Are My Dosage Amounts Increasing?
With frequent ketamine use, the drug’s effects quickly offset the brain’s chemical levels within a short period of time. In the process, the brain becomes increasingly tolerant of ketamine effects to the point where larger amounts must be ingested to produce the desired “high” effect, according to the University of Maryland. These developments set the ketamine addiction cycle in motion.
Do I Engage in Bingeing Practices?
Once brain tolerance levels reach a certain point, users must ingest multiple doses of the drug at a time in order to experience the drug’s effects, which are never as intense as they were during the early stages of drug use. Considering that feelings of euphoria and contentment make up a big part of a ketamine “high,” users reach a point where they can no longer experience any sense of contentment without the drug. This marks the beginnings of psychological dependency.
Have I Come to Depend on Ketamine to Get Me Through the Day?

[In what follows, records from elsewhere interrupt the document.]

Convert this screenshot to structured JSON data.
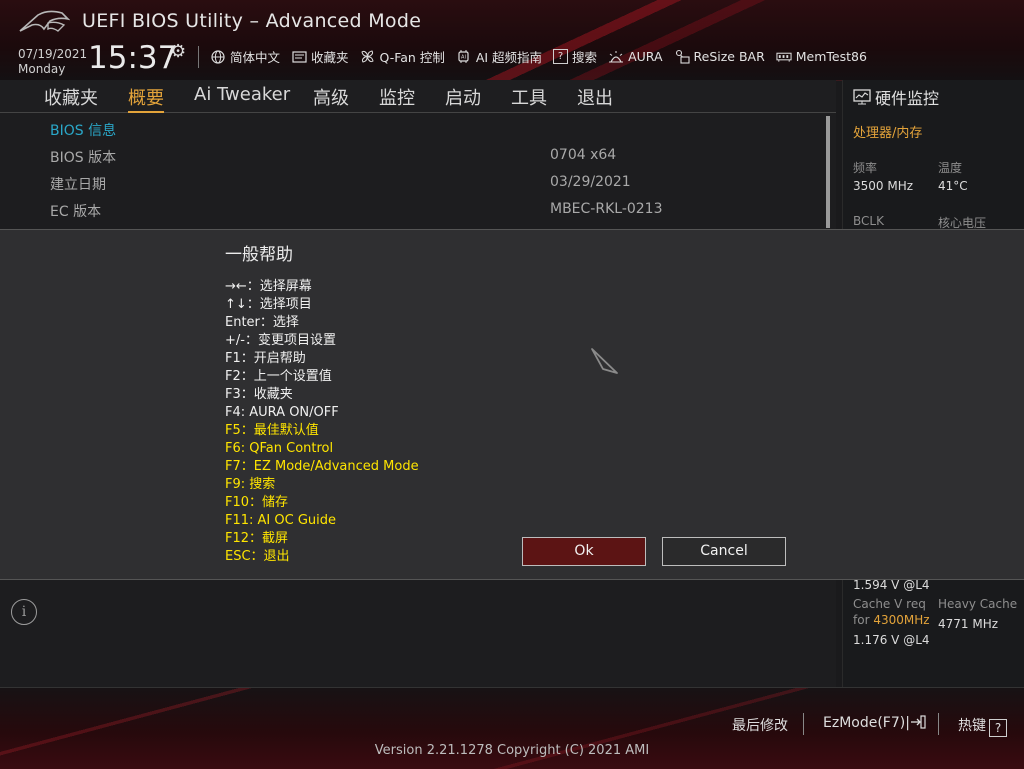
{
  "header": {
    "title": "UEFI BIOS Utility – Advanced Mode",
    "date": "07/19/2021",
    "weekday": "Monday",
    "time": "15:37",
    "toolbar": [
      {
        "label": "简体中文",
        "icon": "globe-icon"
      },
      {
        "label": "收藏夹",
        "icon": "favorites-icon"
      },
      {
        "label": "Q-Fan 控制",
        "icon": "fan-icon"
      },
      {
        "label": "AI 超频指南",
        "icon": "ai-chip-icon"
      },
      {
        "label": "搜索",
        "icon": "help-search-icon"
      },
      {
        "label": "AURA",
        "icon": "aura-light-icon"
      },
      {
        "label": "ReSize BAR",
        "icon": "resize-bar-icon"
      },
      {
        "label": "MemTest86",
        "icon": "memory-icon"
      }
    ]
  },
  "menu": {
    "items": [
      "收藏夹",
      "概要",
      "Ai Tweaker",
      "高级",
      "监控",
      "启动",
      "工具",
      "退出"
    ],
    "active": "概要"
  },
  "main": {
    "section_heading": "BIOS 信息",
    "rows": [
      {
        "label": "BIOS 版本",
        "value": "0704  x64"
      },
      {
        "label": "建立日期",
        "value": "03/29/2021"
      },
      {
        "label": "EC 版本",
        "value": "MBEC-RKL-0213"
      }
    ]
  },
  "hw_monitor": {
    "title": "硬件监控",
    "section": "处理器/内存",
    "freq_label": "频率",
    "freq_value": "3500 MHz",
    "temp_label": "温度",
    "temp_value": "41°C",
    "bclk_label": "BCLK",
    "vcore_label": "核心电压",
    "v1": "1.594 V @L4",
    "cache_v_label": "Cache V req",
    "cache_for": "for",
    "cache_for_freq": "4300MHz",
    "heavy_cache_label": "Heavy Cache",
    "heavy_cache_value": "4771 MHz",
    "v2": "1.176 V @L4"
  },
  "dialog": {
    "title": "一般帮助",
    "lines": [
      {
        "text": "→←：选择屏幕",
        "color": "white"
      },
      {
        "text": "↑↓：选择项目",
        "color": "white"
      },
      {
        "text": "Enter：选择",
        "color": "white"
      },
      {
        "text": "+/-：变更项目设置",
        "color": "white"
      },
      {
        "text": "F1：开启帮助",
        "color": "white"
      },
      {
        "text": "F2：上一个设置值",
        "color": "white"
      },
      {
        "text": "F3：收藏夹",
        "color": "white"
      },
      {
        "text": "F4: AURA ON/OFF",
        "color": "white"
      },
      {
        "text": "F5：最佳默认值",
        "color": "yellow"
      },
      {
        "text": "F6: QFan Control",
        "color": "yellow"
      },
      {
        "text": "F7：EZ Mode/Advanced Mode",
        "color": "yellow"
      },
      {
        "text": "F9: 搜索",
        "color": "yellow"
      },
      {
        "text": "F10：储存",
        "color": "yellow"
      },
      {
        "text": "F11: AI OC Guide",
        "color": "yellow"
      },
      {
        "text": "F12：截屏",
        "color": "yellow"
      },
      {
        "text": "ESC：退出",
        "color": "yellow"
      }
    ],
    "ok_label": "Ok",
    "cancel_label": "Cancel"
  },
  "footer": {
    "last_modified": "最后修改",
    "ez_mode": "EzMode(F7)|",
    "hotkeys": "热键",
    "hotkeys_key": "?",
    "version": "Version 2.21.1278 Copyright (C) 2021 AMI"
  },
  "colors": {
    "accent": "#e3a33a",
    "help_yellow": "#ffe500",
    "section_blue": "#2aa7c8",
    "ok_button": "#5c1414"
  }
}
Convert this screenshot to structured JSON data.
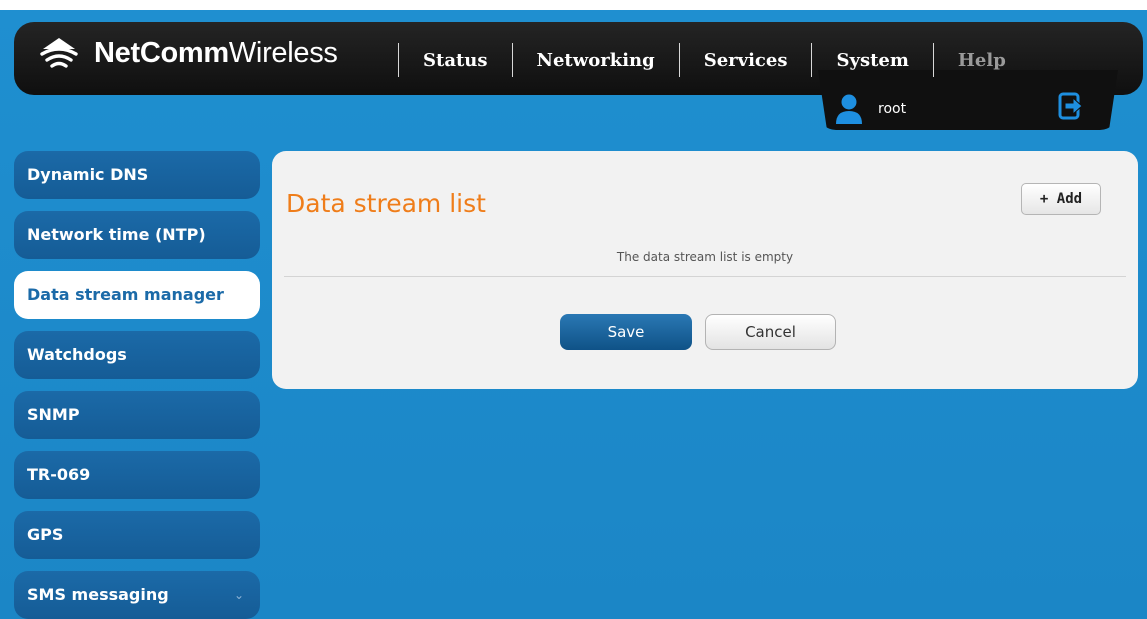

Over time, psychological dependency grows stronger leaving a person unable to cope with everyday life stressors and pressures without ketamine’s effects. Once a person “needs” the drug to make it through the day, a full-blown ketamine addiction has taken root.
Ketamine addiction impacts most every facet of a person’s daily life, directing his or her focus, motivations and priorities. In effect, the drug warps your psychological makeup to the point where work, important relationships and self-care issues fall by the wayside as ketamine takes on increasing importance in your life. Under these conditions, the need for treatment help becomes glaringly apparent.
If you suspect you or someone you know are struggling with ketamine addiction and need help finding treatment that meets your needs, please feel free to call our toll-free helpline at 800-601-3889 to speak with one of addictions specialists.